─── DATA EXCERPTS
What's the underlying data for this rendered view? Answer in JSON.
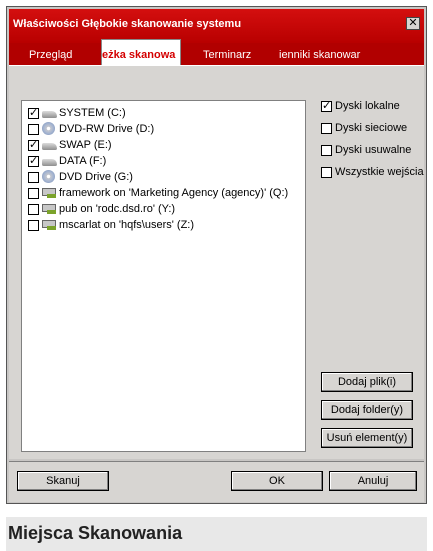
{
  "window": {
    "title": "Właściwości Głębokie skanowanie systemu"
  },
  "tabs": [
    {
      "label": "Przegląd",
      "active": false
    },
    {
      "label": "eżka skanowa",
      "active": true
    },
    {
      "label": "Terminarz",
      "active": false
    },
    {
      "label": "ienniki skanowar",
      "active": false
    }
  ],
  "drives": [
    {
      "label": "SYSTEM (C:)",
      "checked": true,
      "icon": "hdd-icon"
    },
    {
      "label": "DVD-RW Drive (D:)",
      "checked": false,
      "icon": "cd-drive-icon"
    },
    {
      "label": "SWAP (E:)",
      "checked": true,
      "icon": "hdd-icon"
    },
    {
      "label": "DATA (F:)",
      "checked": true,
      "icon": "hdd-icon"
    },
    {
      "label": "DVD Drive (G:)",
      "checked": false,
      "icon": "cd-drive-icon"
    },
    {
      "label": "framework on 'Marketing Agency (agency)' (Q:)",
      "checked": false,
      "icon": "network-drive-icon"
    },
    {
      "label": "pub on 'rodc.dsd.ro' (Y:)",
      "checked": false,
      "icon": "network-drive-icon"
    },
    {
      "label": "mscarlat on 'hqfs\\users' (Z:)",
      "checked": false,
      "icon": "network-drive-icon"
    }
  ],
  "options": [
    {
      "label": "Dyski lokalne",
      "checked": true
    },
    {
      "label": "Dyski sieciowe",
      "checked": false
    },
    {
      "label": "Dyski usuwalne",
      "checked": false
    },
    {
      "label": "Wszystkie wejścia",
      "checked": false
    }
  ],
  "buttons": {
    "add_file": "Dodaj plik(i)",
    "add_folder": "Dodaj folder(y)",
    "remove": "Usuń element(y)",
    "scan": "Skanuj",
    "ok": "OK",
    "cancel": "Anuluj"
  },
  "caption": "Miejsca Skanowania",
  "colors": {
    "accent": "#c00000",
    "dialog": "#d7d5d2"
  }
}
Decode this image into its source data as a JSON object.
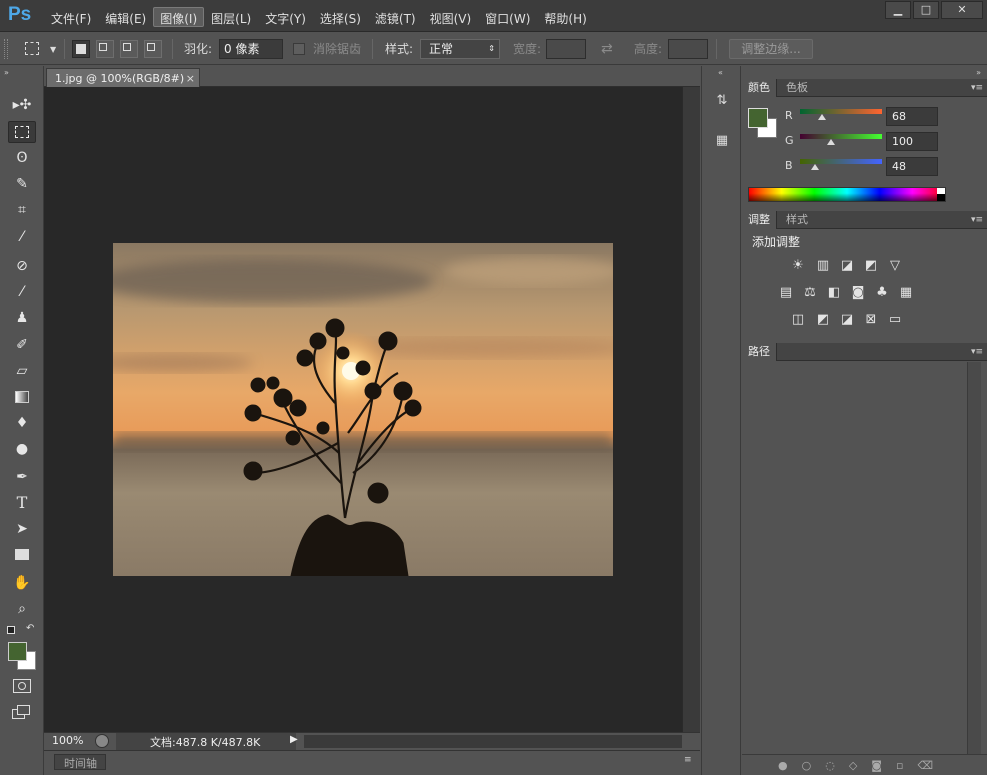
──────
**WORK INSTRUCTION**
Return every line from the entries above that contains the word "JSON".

**OUTPUT BELOW**
What's the underlying data for this rendered view? Answer in JSON.
Decode this image into its source data as a JSON object.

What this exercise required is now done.